    Mr. KENNEDY. Mr. President, I ask unanimous consent that the Senate proceed to the immediate consideration of S. Res. 84, submitted earlier today by myself, Senator McCain, Senator Dodd, and others.

    The PRESIDING OFFICER. The clerk will report the resolution by title.

    The legislative clerk read as follows:

    A resolution (S. Res. 84) condemning violence and criminality by the Irish Republican Army in Northern Ireland.

    There being no objection, the Senate proceeded to consider the resolution.

    Mr. GREGG. Mr. President, I ask unanimous consent to be added as a cosponsor of the resolution.

    The PRESIDING OFFICER. Without objection, it is so ordered.

    Mr. KENNEDY. Mr. President, I ask unanimous consent that the resolution and preamble be agreed to en bloc, the motion to reconsider be laid upon the table, and that any statements relating thereto be printed in the RECORD, without intervening action or debate.

    The PRESIDING OFFICER. Without objection, it is so ordered.

    The resolution (S. Res. 84) was agreed to.

    The preamble was agreed to.

    The resolution, with its preamble, reads as follows:

    S. Res. 84

    Whereas on January 30, 2005, a Catholic citizen of Belfast, Northern Ireland, Robert McCartney, was brutally murdered by members of the Irish Republican Army, who attempted to cover-up the crime and ordered all witnesses to be silent about the involvement of Irish Republican Army members;

    Whereas the sisters of Robert McCartney, Catherine McCartney, Paula Arnold, Gemma McMacken, Claire McCartney, and Donna Mary McCartney, and his fiancée, Bridgeen Karen Hagans, refused to accept the code of silence and have bravely challenged the Irish Republican Army by demanding justice for the murder of Robert McCartney;

    Whereas when outcry over the murder increased, the Irish Republican Army expelled 3 members, and 7 members of Sinn Fein, the political wing of the Irish Republican Army, were suspended from the party;

    Whereas the leadership of Sinn Fein has called for justice, but has not called on those responsible for the murder or any of those who witnessed the murder to cooperate directly with the Police Service of Northern Ireland;

    Whereas on March 8, 2005, the Irish Republican Army issued an outrageous statement in which it said it “was willing to shoot the killers of Robert McCartney”; and

    Whereas peace and violence cannot coexist in Northern Ireland: Now, therefore, be it

    Resolved, That–

    (1) the Senate joins the people of the United States in deploring and condemning violence and criminality by the Irish Republican Army in Northern Ireland; and

    (2) it is the sense of the Senate that–

    (A) the sisters and fiancée of Robert McCartney deserve the full support of the United States in their pursuit of justice;

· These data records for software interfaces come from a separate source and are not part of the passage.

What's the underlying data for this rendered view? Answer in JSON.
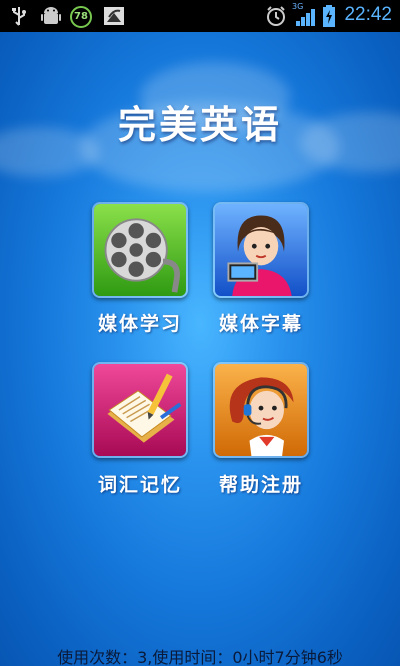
{
  "status_bar": {
    "time": "22:42",
    "battery_badge": "78",
    "network_label": "3G",
    "icons": [
      "usb-icon",
      "android-debug-icon",
      "battery-level-icon",
      "screenshot-icon",
      "alarm-icon",
      "signal-icon",
      "battery-charging-icon"
    ]
  },
  "app": {
    "title": "完美英语"
  },
  "menu": {
    "items": [
      {
        "label": "媒体学习",
        "icon": "film-reel-icon",
        "color": "#3fae1d"
      },
      {
        "label": "媒体字幕",
        "icon": "presenter-girl-icon",
        "color": "#1a63d6"
      },
      {
        "label": "词汇记忆",
        "icon": "notebook-pencil-icon",
        "color": "#c8106a"
      },
      {
        "label": "帮助注册",
        "icon": "support-headset-icon",
        "color": "#e78a12"
      }
    ]
  },
  "footer": {
    "usage_text": "使用次数：3,使用时间：0小时7分钟6秒"
  }
}
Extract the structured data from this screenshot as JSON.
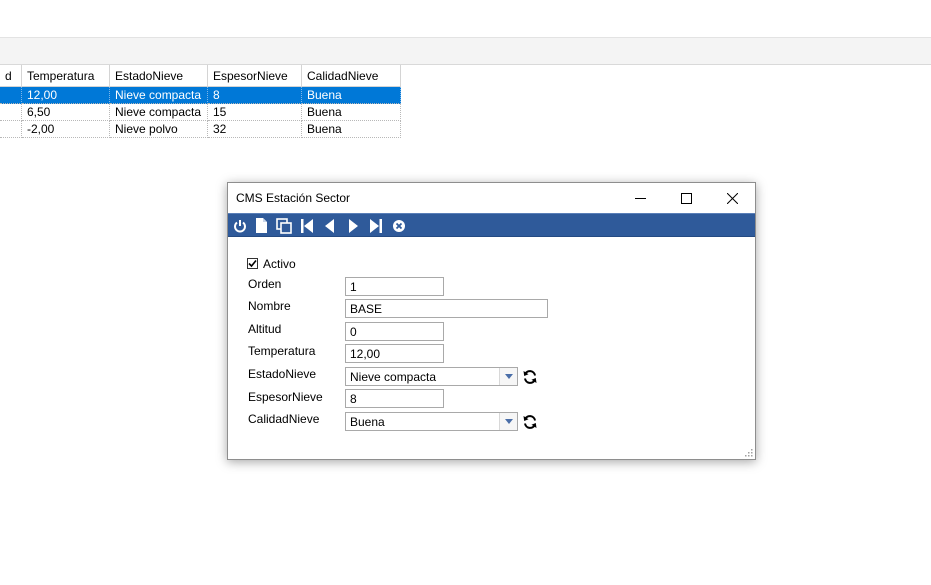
{
  "grid": {
    "columns": [
      "d",
      "Temperatura",
      "EstadoNieve",
      "EspesorNieve",
      "CalidadNieve"
    ],
    "rows": [
      [
        "",
        "12,00",
        "Nieve compacta",
        "8",
        "Buena"
      ],
      [
        "",
        "6,50",
        "Nieve compacta",
        "15",
        "Buena"
      ],
      [
        "",
        "-2,00",
        "Nieve polvo",
        "32",
        "Buena"
      ]
    ],
    "selected_row": 0
  },
  "dialog": {
    "title": "CMS Estación Sector",
    "minimize_glyph": "—",
    "maximize_glyph": "☐",
    "close_glyph": "✕",
    "toolbar": [
      "power-icon",
      "new-document-icon",
      "copy-icon",
      "first-record-icon",
      "previous-record-icon",
      "next-record-icon",
      "last-record-icon",
      "cancel-icon"
    ],
    "form": {
      "activo_label": "Activo",
      "activo_checked": true,
      "orden_label": "Orden",
      "orden_value": "1",
      "nombre_label": "Nombre",
      "nombre_value": "BASE",
      "altitud_label": "Altitud",
      "altitud_value": "0",
      "temperatura_label": "Temperatura",
      "temperatura_value": "12,00",
      "estado_label": "EstadoNieve",
      "estado_value": "Nieve compacta",
      "espesor_label": "EspesorNieve",
      "espesor_value": "8",
      "calidad_label": "CalidadNieve",
      "calidad_value": "Buena"
    }
  },
  "colors": {
    "toolbar": "#2f5a9a",
    "selection": "#0078d7"
  }
}
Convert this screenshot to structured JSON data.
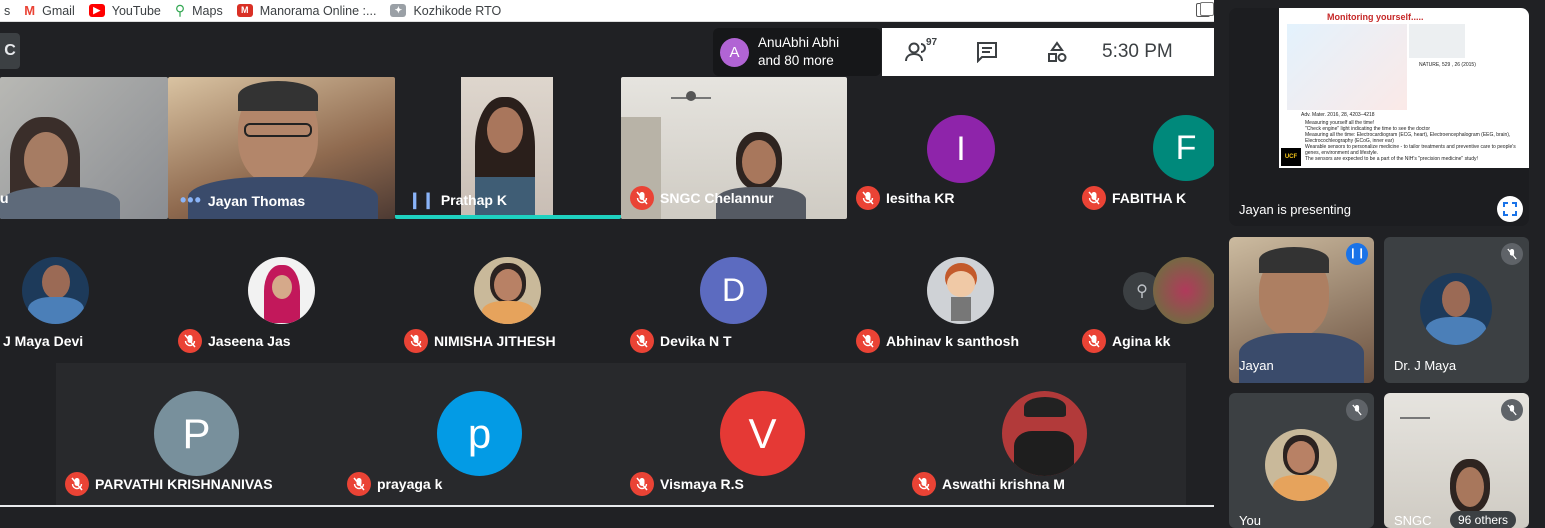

    (B) the leadership of Sinn Fein should insist that those responsible for the murder and witnesses to the murder cooperate directly with the Police Service of Northern Ireland and be protected fully from any retaliation by the Irish Republican Army; and

    (C) the Government of the United States should offer all appropriate assistance to law enforcement authorities in Northern Ireland to see that the murderers of Robert McCartney are brought to justice.

  • ShayPaul

    Thankyou Alan

  • DXI

    It is not enough for the Sinn Fein leadership to cut its ties to the IRA.
    Well McCain is wrong there for starters, isn’t he?

  • ShayPaul

    DXI

    Yes he is wrong.

  • Alan McDonald

    DXI and ShayPaul,

    I don’t understand DXI’s question or ShayPaul’s answer. Could either/both elucidate?